_Data extracts_.
★ ★ ★ ★ ★ ★ ★
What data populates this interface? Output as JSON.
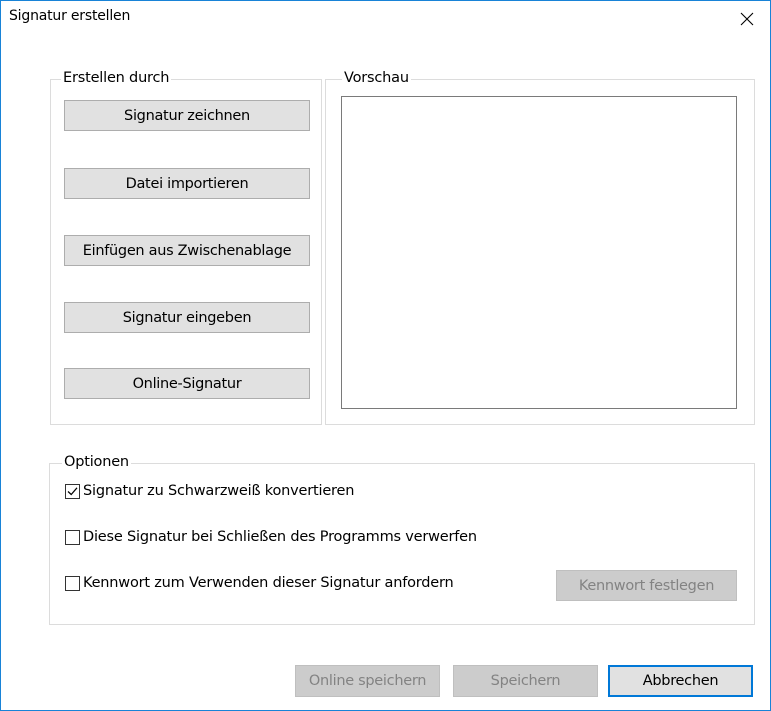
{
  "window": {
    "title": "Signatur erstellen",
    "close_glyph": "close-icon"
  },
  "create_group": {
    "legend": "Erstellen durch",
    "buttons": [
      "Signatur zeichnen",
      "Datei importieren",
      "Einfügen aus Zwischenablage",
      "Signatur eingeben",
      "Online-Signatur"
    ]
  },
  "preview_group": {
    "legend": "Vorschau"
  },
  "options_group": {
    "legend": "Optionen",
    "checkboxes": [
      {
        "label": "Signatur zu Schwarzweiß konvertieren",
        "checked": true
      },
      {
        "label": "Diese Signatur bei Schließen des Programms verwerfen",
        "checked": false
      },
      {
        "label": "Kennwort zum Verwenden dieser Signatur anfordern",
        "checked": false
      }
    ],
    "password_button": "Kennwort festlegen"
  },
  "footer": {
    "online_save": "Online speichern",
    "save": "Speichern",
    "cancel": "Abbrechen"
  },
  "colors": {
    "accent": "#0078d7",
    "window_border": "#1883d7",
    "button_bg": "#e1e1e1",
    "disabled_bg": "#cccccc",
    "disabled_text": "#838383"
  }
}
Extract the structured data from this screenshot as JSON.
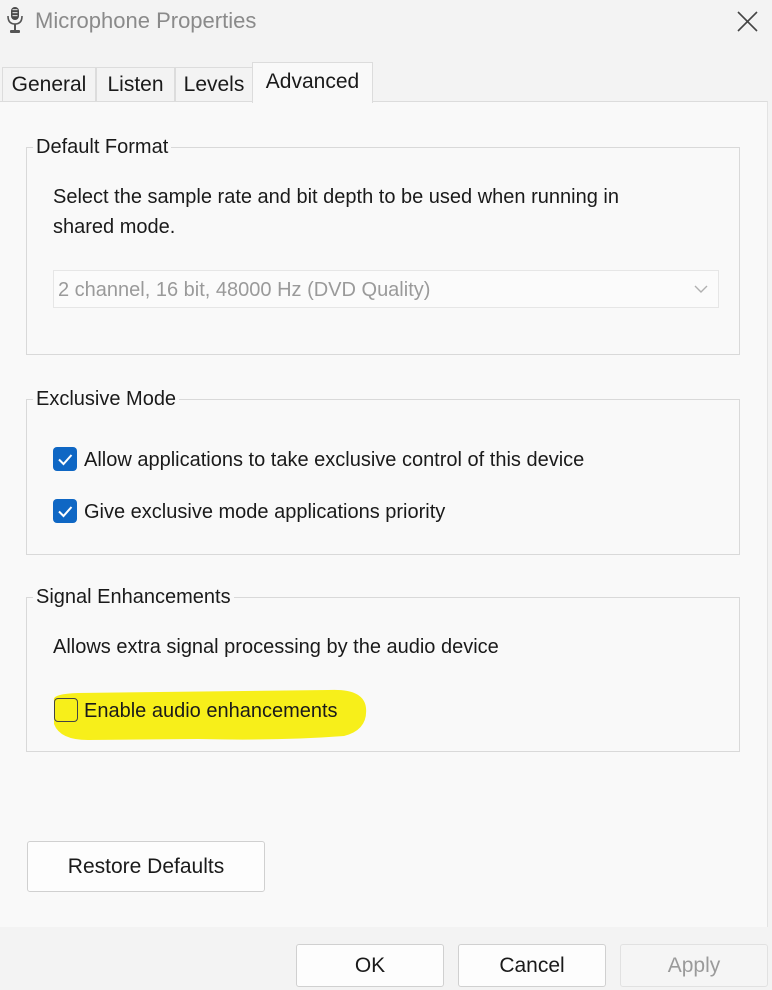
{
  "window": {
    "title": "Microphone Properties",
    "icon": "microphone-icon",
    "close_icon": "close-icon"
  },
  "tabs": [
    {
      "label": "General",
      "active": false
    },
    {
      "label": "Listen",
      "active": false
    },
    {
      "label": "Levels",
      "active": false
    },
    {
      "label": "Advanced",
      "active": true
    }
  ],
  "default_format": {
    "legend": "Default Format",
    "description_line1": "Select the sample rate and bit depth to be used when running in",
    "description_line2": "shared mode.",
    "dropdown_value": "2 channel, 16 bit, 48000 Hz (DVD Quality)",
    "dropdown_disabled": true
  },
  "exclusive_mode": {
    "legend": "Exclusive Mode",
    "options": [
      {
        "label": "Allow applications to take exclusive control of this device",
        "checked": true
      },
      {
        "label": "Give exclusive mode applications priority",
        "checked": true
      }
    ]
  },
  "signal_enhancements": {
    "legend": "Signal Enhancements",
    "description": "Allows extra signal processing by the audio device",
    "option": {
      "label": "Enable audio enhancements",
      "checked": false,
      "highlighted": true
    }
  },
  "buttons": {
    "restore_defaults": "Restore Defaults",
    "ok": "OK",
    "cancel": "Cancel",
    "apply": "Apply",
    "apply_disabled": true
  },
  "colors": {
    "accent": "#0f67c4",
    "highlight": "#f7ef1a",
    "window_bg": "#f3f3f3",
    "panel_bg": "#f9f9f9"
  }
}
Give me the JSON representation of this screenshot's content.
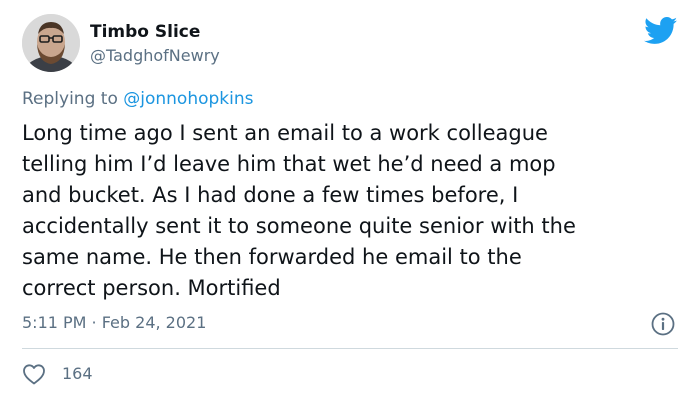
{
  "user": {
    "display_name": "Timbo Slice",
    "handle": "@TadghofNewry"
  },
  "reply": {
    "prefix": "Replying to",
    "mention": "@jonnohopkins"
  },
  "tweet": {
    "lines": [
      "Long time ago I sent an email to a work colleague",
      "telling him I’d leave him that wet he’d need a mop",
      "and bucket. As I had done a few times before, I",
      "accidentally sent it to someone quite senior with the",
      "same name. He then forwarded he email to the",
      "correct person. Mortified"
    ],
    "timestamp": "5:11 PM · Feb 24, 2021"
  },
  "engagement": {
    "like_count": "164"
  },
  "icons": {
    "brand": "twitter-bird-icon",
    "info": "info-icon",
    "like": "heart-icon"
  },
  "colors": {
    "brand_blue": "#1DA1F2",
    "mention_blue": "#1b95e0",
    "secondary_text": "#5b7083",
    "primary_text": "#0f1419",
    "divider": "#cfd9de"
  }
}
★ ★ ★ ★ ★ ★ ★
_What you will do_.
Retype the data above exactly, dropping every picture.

_Task answer_.
What data populates this interface? Output as JSON.
{
  "window": {
    "title": "Signatur erstellen",
    "close_glyph": "close-icon"
  },
  "create_group": {
    "legend": "Erstellen durch",
    "buttons": [
      "Signatur zeichnen",
      "Datei importieren",
      "Einfügen aus Zwischenablage",
      "Signatur eingeben",
      "Online-Signatur"
    ]
  },
  "preview_group": {
    "legend": "Vorschau"
  },
  "options_group": {
    "legend": "Optionen",
    "checkboxes": [
      {
        "label": "Signatur zu Schwarzweiß konvertieren",
        "checked": true
      },
      {
        "label": "Diese Signatur bei Schließen des Programms verwerfen",
        "checked": false
      },
      {
        "label": "Kennwort zum Verwenden dieser Signatur anfordern",
        "checked": false
      }
    ],
    "password_button": "Kennwort festlegen"
  },
  "footer": {
    "online_save": "Online speichern",
    "save": "Speichern",
    "cancel": "Abbrechen"
  },
  "colors": {
    "accent": "#0078d7",
    "window_border": "#1883d7",
    "button_bg": "#e1e1e1",
    "disabled_bg": "#cccccc",
    "disabled_text": "#838383"
  }
}
Extract the structured data from this screenshot as JSON.
{
  "window": {
    "title": "Microphone Properties",
    "icon": "microphone-icon",
    "close_icon": "close-icon"
  },
  "tabs": [
    {
      "label": "General",
      "active": false
    },
    {
      "label": "Listen",
      "active": false
    },
    {
      "label": "Levels",
      "active": false
    },
    {
      "label": "Advanced",
      "active": true
    }
  ],
  "default_format": {
    "legend": "Default Format",
    "description_line1": "Select the sample rate and bit depth to be used when running in",
    "description_line2": "shared mode.",
    "dropdown_value": "2 channel, 16 bit, 48000 Hz (DVD Quality)",
    "dropdown_disabled": true
  },
  "exclusive_mode": {
    "legend": "Exclusive Mode",
    "options": [
      {
        "label": "Allow applications to take exclusive control of this device",
        "checked": true
      },
      {
        "label": "Give exclusive mode applications priority",
        "checked": true
      }
    ]
  },
  "signal_enhancements": {
    "legend": "Signal Enhancements",
    "description": "Allows extra signal processing by the audio device",
    "option": {
      "label": "Enable audio enhancements",
      "checked": false,
      "highlighted": true
    }
  },
  "buttons": {
    "restore_defaults": "Restore Defaults",
    "ok": "OK",
    "cancel": "Cancel",
    "apply": "Apply",
    "apply_disabled": true
  },
  "colors": {
    "accent": "#0f67c4",
    "highlight": "#f7ef1a",
    "window_bg": "#f3f3f3",
    "panel_bg": "#f9f9f9"
  }
}
Give me the JSON representation of this screenshot's content.
{
  "user": {
    "display_name": "Timbo Slice",
    "handle": "@TadghofNewry"
  },
  "reply": {
    "prefix": "Replying to",
    "mention": "@jonnohopkins"
  },
  "tweet": {
    "lines": [
      "Long time ago I sent an email to a work colleague",
      "telling him I’d leave him that wet he’d need a mop",
      "and bucket. As I had done a few times before, I",
      "accidentally sent it to someone quite senior with the",
      "same name. He then forwarded he email to the",
      "correct person. Mortified"
    ],
    "timestamp": "5:11 PM · Feb 24, 2021"
  },
  "engagement": {
    "like_count": "164"
  },
  "icons": {
    "brand": "twitter-bird-icon",
    "info": "info-icon",
    "like": "heart-icon"
  },
  "colors": {
    "brand_blue": "#1DA1F2",
    "mention_blue": "#1b95e0",
    "secondary_text": "#5b7083",
    "primary_text": "#0f1419",
    "divider": "#cfd9de"
  }
}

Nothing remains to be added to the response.